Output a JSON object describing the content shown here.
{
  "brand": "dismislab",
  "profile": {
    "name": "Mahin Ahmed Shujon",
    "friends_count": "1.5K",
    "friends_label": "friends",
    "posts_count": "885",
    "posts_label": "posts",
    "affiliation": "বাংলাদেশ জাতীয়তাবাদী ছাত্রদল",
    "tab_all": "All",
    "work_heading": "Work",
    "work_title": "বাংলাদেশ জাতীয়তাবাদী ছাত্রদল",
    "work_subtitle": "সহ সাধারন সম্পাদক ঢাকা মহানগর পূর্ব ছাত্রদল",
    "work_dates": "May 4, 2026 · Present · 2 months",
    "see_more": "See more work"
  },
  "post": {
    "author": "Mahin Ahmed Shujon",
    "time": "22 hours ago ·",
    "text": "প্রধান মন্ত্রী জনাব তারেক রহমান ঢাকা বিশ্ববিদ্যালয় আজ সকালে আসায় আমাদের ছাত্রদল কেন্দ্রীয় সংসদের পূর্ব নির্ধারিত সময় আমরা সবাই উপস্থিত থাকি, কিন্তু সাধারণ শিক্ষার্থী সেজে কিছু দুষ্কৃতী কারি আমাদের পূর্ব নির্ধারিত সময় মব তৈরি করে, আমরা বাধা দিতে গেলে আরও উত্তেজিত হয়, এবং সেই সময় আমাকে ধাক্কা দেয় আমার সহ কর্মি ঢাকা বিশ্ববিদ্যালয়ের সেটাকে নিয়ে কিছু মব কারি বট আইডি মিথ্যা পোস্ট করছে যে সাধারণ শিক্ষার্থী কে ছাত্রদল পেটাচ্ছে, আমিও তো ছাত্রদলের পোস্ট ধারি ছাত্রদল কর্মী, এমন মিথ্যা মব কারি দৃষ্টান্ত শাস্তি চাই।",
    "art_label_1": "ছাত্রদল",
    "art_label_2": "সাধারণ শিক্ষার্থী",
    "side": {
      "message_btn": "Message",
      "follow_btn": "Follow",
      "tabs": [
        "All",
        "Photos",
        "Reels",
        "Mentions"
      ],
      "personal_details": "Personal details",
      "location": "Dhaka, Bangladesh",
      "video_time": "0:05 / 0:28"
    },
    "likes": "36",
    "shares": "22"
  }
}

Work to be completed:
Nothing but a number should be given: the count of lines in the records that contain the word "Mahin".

Written answer:
2